More than 26,000 Australians served in Afghanistan between 2005 and 2016.


General Campbell said he "never expected" to read some of the material he has reviewed in the past fortnight, "of allegations with regard to behaviour of modern, professional, Australian military personnel".

Between 2005 and 2016, more than 26,000 Australians served in Afghanistan included 3000 in the special operations task group, General Campbell said.

He said an "enormous amount of work was done by many" and thanked those who "did the right thing, professionally and with honour".

But he said the conduct in the report is "greatly at odds with that good effort" and damaging to the moral authority of the ADF as a military force.

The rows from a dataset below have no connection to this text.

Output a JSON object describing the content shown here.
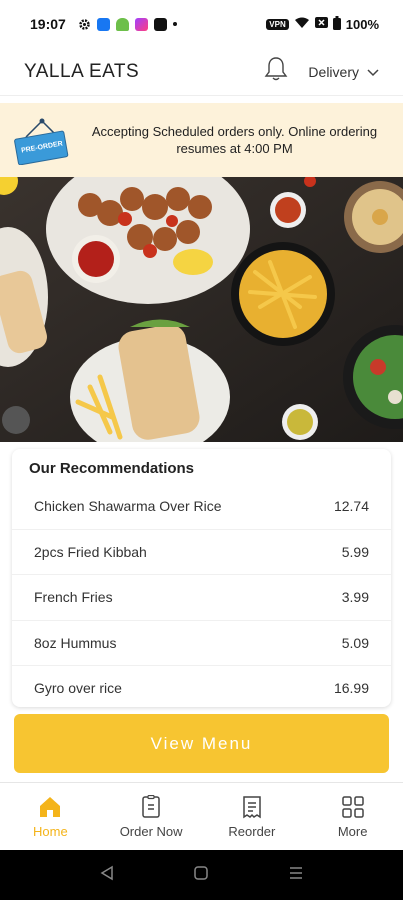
{
  "status_bar": {
    "time": "19:07",
    "vpn": "VPN",
    "battery": "100%",
    "icons": [
      "settings-icon",
      "meta-icon",
      "android-icon",
      "messenger-icon",
      "square-app-icon",
      "dot-icon"
    ]
  },
  "header": {
    "title": "YALLA EATS",
    "delivery_label": "Delivery"
  },
  "banner": {
    "sign_text": "PRE-ORDER",
    "message": "Accepting Scheduled orders only. Online ordering resumes at 4:00 PM"
  },
  "recommendations": {
    "title": "Our Recommendations",
    "items": [
      {
        "name": "Chicken Shawarma Over Rice",
        "price": "12.74"
      },
      {
        "name": "2pcs Fried Kibbah",
        "price": "5.99"
      },
      {
        "name": "French Fries",
        "price": "3.99"
      },
      {
        "name": "8oz Hummus",
        "price": "5.09"
      },
      {
        "name": "Gyro over rice",
        "price": "16.99"
      }
    ]
  },
  "view_menu_label": "View Menu",
  "bottom_nav": {
    "items": [
      {
        "label": "Home",
        "icon": "home-icon",
        "active": true
      },
      {
        "label": "Order Now",
        "icon": "order-icon",
        "active": false
      },
      {
        "label": "Reorder",
        "icon": "receipt-icon",
        "active": false
      },
      {
        "label": "More",
        "icon": "grid-icon",
        "active": false
      }
    ]
  },
  "colors": {
    "accent": "#f7c531",
    "active_nav": "#f4b41a",
    "banner_bg": "#fdf2da"
  }
}
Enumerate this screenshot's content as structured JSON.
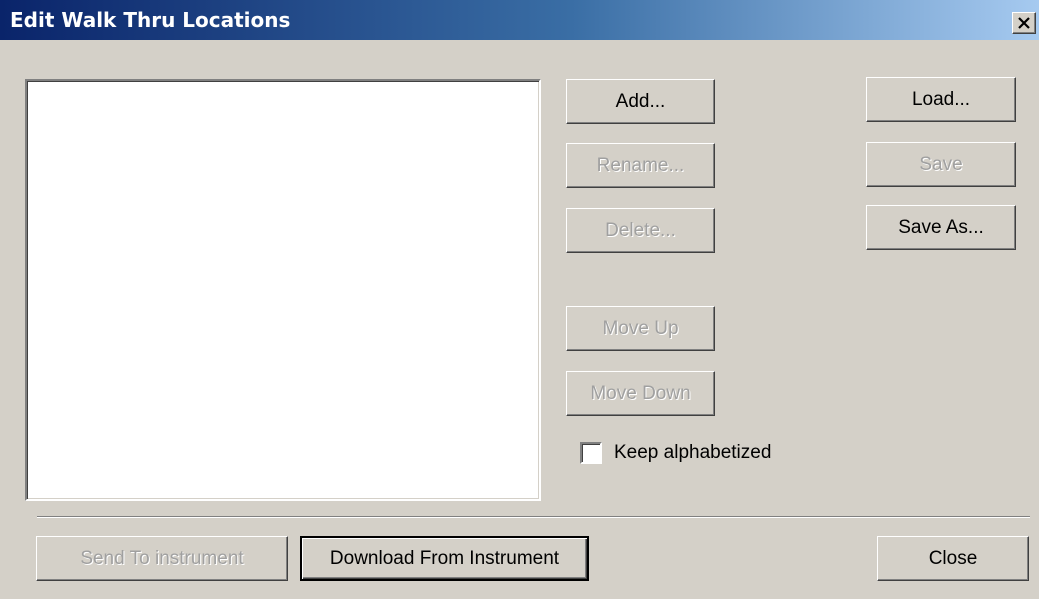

He said Thursday marked a "difficult step forward" for the ADF and its people and encouraged anyone affected to seek support and assistance.




Originally published as Unspeakable act 'utterly disgraceful'